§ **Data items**
--*--
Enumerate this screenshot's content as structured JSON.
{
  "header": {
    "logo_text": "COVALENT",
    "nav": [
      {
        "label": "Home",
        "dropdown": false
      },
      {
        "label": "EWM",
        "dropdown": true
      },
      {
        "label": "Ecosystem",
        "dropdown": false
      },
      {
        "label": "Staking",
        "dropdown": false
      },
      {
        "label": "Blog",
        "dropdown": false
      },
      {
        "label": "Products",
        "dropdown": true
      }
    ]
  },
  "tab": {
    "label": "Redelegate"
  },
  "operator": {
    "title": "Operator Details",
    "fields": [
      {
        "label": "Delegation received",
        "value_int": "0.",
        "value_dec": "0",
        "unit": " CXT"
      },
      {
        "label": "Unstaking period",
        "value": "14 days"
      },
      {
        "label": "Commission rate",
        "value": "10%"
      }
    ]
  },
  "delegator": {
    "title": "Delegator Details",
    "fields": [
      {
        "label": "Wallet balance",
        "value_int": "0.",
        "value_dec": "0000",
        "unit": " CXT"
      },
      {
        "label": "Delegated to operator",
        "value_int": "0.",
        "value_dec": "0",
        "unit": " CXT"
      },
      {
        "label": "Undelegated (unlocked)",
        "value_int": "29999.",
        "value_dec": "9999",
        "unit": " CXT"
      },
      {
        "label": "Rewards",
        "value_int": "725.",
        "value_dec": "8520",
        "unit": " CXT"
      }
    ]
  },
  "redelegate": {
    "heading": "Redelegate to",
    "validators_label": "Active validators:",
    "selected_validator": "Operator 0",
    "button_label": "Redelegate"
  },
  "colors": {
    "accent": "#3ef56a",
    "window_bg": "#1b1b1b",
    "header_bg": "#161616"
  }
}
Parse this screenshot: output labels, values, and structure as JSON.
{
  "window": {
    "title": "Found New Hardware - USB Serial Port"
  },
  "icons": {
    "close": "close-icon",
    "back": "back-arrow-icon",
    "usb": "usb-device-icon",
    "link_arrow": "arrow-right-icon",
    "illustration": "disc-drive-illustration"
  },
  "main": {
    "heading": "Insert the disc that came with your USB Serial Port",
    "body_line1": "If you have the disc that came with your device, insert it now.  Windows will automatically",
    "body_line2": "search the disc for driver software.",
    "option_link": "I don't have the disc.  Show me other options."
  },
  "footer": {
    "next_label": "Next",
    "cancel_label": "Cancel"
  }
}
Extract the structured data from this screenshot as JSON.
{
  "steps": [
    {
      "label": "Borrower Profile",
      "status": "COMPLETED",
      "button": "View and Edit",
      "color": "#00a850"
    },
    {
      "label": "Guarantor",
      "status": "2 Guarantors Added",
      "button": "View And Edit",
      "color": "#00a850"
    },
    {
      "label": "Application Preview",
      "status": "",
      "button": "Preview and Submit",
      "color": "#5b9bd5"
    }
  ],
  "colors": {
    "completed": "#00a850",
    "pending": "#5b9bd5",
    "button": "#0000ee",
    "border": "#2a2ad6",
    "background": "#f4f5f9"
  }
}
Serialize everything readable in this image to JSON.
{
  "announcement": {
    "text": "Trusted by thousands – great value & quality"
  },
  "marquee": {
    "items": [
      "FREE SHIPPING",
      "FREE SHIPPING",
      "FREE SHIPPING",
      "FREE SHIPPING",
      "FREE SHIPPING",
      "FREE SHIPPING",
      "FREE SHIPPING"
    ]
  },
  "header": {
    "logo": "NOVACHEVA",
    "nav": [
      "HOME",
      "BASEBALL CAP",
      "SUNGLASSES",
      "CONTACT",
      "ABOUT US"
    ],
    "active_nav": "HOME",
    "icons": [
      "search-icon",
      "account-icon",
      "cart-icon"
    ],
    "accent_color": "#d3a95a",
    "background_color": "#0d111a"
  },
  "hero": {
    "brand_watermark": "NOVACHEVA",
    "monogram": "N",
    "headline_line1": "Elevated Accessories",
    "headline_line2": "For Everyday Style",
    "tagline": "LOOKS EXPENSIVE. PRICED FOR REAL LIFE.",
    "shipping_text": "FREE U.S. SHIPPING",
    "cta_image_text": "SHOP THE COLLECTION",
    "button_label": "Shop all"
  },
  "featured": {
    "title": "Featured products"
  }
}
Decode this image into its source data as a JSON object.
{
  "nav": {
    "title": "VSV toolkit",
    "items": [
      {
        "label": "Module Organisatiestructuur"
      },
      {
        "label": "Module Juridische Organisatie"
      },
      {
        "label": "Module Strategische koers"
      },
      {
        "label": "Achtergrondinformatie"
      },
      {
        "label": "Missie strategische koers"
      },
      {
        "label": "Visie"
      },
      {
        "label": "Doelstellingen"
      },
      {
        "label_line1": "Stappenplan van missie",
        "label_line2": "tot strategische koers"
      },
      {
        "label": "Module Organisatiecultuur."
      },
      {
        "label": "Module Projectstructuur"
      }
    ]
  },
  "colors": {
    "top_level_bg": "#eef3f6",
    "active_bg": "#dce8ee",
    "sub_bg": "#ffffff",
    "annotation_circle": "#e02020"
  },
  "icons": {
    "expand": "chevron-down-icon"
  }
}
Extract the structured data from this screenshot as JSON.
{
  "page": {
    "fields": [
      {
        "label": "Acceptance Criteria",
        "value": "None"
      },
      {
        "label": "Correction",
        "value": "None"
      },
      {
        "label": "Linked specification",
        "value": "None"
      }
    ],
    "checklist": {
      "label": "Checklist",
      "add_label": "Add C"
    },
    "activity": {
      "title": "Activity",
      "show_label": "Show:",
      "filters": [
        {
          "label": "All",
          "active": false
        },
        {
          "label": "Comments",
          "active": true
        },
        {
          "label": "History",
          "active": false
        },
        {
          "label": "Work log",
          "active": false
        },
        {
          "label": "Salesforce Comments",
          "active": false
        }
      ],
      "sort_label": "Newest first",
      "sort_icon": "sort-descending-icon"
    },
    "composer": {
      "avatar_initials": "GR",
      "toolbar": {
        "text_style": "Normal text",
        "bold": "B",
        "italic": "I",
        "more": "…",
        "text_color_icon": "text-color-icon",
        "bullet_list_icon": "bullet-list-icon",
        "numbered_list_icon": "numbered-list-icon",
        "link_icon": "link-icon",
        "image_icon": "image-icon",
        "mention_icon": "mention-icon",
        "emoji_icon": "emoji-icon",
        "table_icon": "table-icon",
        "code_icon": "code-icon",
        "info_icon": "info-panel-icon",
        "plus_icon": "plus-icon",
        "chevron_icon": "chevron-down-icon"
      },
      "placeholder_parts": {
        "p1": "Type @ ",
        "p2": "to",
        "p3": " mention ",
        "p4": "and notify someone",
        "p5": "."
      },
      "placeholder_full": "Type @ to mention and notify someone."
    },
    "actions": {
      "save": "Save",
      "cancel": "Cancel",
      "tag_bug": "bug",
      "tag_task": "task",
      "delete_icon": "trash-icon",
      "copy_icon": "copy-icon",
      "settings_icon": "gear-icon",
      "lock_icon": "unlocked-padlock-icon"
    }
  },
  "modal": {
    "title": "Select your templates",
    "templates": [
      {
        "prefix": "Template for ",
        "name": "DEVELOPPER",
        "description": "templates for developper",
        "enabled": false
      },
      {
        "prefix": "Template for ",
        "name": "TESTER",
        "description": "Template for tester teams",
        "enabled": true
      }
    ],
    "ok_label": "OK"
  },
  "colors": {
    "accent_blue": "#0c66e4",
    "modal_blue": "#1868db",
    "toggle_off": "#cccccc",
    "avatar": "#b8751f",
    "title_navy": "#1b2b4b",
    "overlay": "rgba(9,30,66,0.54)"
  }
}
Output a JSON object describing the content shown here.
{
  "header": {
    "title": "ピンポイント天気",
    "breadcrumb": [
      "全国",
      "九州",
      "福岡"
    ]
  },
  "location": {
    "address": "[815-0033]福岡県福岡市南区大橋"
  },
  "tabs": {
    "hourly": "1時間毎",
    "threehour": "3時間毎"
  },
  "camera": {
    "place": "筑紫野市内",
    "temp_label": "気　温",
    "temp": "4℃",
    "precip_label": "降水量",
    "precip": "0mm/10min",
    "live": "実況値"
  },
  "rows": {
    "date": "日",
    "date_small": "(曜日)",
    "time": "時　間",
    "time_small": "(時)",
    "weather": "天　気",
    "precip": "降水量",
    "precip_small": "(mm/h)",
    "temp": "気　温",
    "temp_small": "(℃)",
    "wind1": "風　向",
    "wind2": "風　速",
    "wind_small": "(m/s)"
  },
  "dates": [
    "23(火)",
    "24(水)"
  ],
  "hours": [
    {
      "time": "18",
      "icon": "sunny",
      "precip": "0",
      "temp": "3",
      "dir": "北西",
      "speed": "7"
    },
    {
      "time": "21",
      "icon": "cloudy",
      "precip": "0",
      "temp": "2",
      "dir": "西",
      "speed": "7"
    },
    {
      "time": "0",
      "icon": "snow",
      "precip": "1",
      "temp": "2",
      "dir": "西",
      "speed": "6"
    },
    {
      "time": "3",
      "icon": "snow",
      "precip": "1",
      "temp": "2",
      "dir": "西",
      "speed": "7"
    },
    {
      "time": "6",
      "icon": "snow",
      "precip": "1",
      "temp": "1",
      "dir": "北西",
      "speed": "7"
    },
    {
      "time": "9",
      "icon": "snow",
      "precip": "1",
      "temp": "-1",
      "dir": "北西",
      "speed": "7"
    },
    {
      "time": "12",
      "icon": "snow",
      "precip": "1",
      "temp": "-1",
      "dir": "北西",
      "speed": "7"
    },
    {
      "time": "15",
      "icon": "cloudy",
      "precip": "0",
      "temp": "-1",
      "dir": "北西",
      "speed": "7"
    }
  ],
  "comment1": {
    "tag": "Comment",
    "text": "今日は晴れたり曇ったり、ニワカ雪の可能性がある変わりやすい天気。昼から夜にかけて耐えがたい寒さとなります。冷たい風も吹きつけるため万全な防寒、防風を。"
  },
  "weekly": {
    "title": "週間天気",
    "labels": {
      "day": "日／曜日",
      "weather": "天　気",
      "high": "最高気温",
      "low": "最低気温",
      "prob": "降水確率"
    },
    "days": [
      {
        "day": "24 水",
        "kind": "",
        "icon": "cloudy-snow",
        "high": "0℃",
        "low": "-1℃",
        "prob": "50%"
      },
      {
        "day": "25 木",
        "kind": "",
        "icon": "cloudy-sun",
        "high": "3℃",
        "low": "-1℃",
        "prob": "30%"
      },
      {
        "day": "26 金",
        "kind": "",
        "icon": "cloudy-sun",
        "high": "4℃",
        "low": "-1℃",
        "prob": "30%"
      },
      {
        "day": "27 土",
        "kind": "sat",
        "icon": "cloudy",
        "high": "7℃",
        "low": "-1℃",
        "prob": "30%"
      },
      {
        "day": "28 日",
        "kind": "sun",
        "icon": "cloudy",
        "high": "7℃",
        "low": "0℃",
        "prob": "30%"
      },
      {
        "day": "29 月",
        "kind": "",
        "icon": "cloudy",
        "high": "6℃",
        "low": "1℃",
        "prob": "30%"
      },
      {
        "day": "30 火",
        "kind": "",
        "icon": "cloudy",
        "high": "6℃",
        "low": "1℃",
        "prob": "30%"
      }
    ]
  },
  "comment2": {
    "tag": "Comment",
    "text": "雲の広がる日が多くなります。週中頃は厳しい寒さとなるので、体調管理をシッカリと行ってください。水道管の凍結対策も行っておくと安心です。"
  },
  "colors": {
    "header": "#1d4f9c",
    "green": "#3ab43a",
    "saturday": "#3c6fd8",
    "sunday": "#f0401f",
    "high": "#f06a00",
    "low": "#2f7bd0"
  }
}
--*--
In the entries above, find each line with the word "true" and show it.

§ **ANSWER TO THIS PROBLEM**
        "dropdown": true
        "dropdown": true
          "active": true
        "enabled": true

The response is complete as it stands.